The Supreme Court of Western Australia has confirmed that the time prescribed by section 31(2) of the Construction Contracts Act 2004 (WA) (Act) for an appointed adjudicator to make a determination will be applied strictly.
Cal Doran also notes that the court provided valuable guidance as to the standard of reasoning that an adjudicator is required to maintain in discharging their statutory function.
The reasons contained in the decision concerned three interrelated applications arising from a dispute about a construction contract for the extension of a shopping centre between the builder, BGC Construction Pty Ltd (builder) who was the plaintiff and Citygate Properties Pty Ltd (Citygate).
In the first application, the builder sought leave to enter judgment against Citygate in respect of two determinations made by the same adjudicator for the sums of $402,273.21 and $392,145.00, both exclusive of GST (the First Determination and the Second Determination respectively).
In the second and third applications, Citygate applied for the judicial review and quashing of each of the First Determination and the Second Determination respectively.
Facts – First Determination
Citygate disallowed $1.5 million of the builder's 14th progress claim for $5.3 million. The builder commenced an adjudication application for the amount disallowed.
The adjudicator sought an extension of time to determine the application and the parties consented to an extension to 26 February 2015.
On 25 and 26 February 2016, the adjudicator and the parties conferred in relation to a further extension of time, however, the builder refused to consent to a further extension.
At 11.52pm on 26 February 2016, the adjudicator issued an email to each of the parties' solicitors containing a preliminary determination which referred to detailed variations contained in 'Annexure B', however, Annexure B was not attached to the email.
At 12.53am on 27 February 2016, the adjudicator issued an identical email to each of the parties' solicitors, this time attaching Annexure B.
Facts – Second Determination
The builder commenced an adjudication application in respect of its 16th progress claim.
The adjudicator sought an extension of time to determine the application and the parties consented to an extension to 5 May 2015.
At 3.37pm on 5 May 2015, the adjudicator issued an email to the parties expressing that he would not deliver his determination until his fees had been paid.
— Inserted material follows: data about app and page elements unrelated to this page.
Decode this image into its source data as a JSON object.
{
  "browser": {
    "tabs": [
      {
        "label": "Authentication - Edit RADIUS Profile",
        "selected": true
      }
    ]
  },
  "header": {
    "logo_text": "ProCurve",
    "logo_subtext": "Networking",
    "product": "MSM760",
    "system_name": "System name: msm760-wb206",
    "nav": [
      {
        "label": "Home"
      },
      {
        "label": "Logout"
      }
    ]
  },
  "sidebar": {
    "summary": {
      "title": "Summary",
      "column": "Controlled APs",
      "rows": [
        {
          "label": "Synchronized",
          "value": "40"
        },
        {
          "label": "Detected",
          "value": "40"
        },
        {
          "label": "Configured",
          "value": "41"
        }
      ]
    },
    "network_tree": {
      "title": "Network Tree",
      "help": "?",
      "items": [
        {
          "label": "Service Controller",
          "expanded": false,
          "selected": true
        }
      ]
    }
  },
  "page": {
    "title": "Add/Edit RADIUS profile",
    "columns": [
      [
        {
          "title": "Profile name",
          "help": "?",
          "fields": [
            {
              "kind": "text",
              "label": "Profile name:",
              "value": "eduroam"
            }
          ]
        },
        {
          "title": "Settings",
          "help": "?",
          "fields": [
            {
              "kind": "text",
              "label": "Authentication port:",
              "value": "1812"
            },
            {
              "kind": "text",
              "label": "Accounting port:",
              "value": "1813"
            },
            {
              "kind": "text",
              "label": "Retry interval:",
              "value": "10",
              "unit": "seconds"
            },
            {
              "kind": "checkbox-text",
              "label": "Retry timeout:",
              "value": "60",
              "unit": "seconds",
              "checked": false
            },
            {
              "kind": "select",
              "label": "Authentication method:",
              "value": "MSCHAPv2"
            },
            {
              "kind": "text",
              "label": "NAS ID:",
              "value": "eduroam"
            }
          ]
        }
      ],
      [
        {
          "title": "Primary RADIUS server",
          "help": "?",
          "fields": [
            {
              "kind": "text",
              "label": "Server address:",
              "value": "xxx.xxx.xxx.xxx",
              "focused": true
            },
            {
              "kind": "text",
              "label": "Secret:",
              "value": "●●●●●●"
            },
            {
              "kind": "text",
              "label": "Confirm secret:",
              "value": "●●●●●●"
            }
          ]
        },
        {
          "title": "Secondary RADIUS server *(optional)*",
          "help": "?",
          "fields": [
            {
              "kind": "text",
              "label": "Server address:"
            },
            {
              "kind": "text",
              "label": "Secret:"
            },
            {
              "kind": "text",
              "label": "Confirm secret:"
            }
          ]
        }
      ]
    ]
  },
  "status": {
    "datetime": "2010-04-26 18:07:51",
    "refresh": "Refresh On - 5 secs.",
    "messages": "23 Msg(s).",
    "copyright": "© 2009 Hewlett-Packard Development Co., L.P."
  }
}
The builder was unable to pay its share of the adjudicator's fees until 8 May 2015.
The adjudicator issued his determination to the parties on 8 May 2015, however, the determination was dated 5 May 2015. The determination comprised a narrative section, which recorded that Citygate was liable to pay the builder the sum of $392,145.00 plus GST, and an annexed schedule, which extended over 100 pages and dealt with 55 'variation claims' and 9 'backcharges'. The determination contained a number of deficiencies which made it impossible for the parties to understand the figure awarded by the adjudicator.
Tottle J quashed each of the First Determination and the Second Determination and consequently dismissed the builder's application for leave to enforce those determinations.
In making the above orders, his Honour held, amongst other things, that:
- The First Determination was taken to be dismissed at midnight on 26 February 2016 pursuant to section 31(3) of the Act as the parties had not consented to a further extension of time.
- The adjudicator was entitled to request for advance payment for his fees for the Second Determination pursuant to section 44(4) of the Act.
- The adjudicator failed to exercise the statutory jurisdiction conferred on him by the Act, and therefore committed jurisdictional error, by failing to give rational reasons for the Second Determination pursuant to section 36(d) of the Act.
In reaching his conclusion in relation to the Second Determination, his Honour commented as follows:
'It is incumbent on an adjudicator to make it plain in the reasons that he or she has engaged with the issues... The reasons should make plain what the Adjudicator has determined and why. The authorities make it clear that the reasons do not have to be detailed or elaborate but an adjudicator cannot omit to give reasons entirely in respect of significant items and leave the parties to work out for themselves the basis upon which a determination has been made.'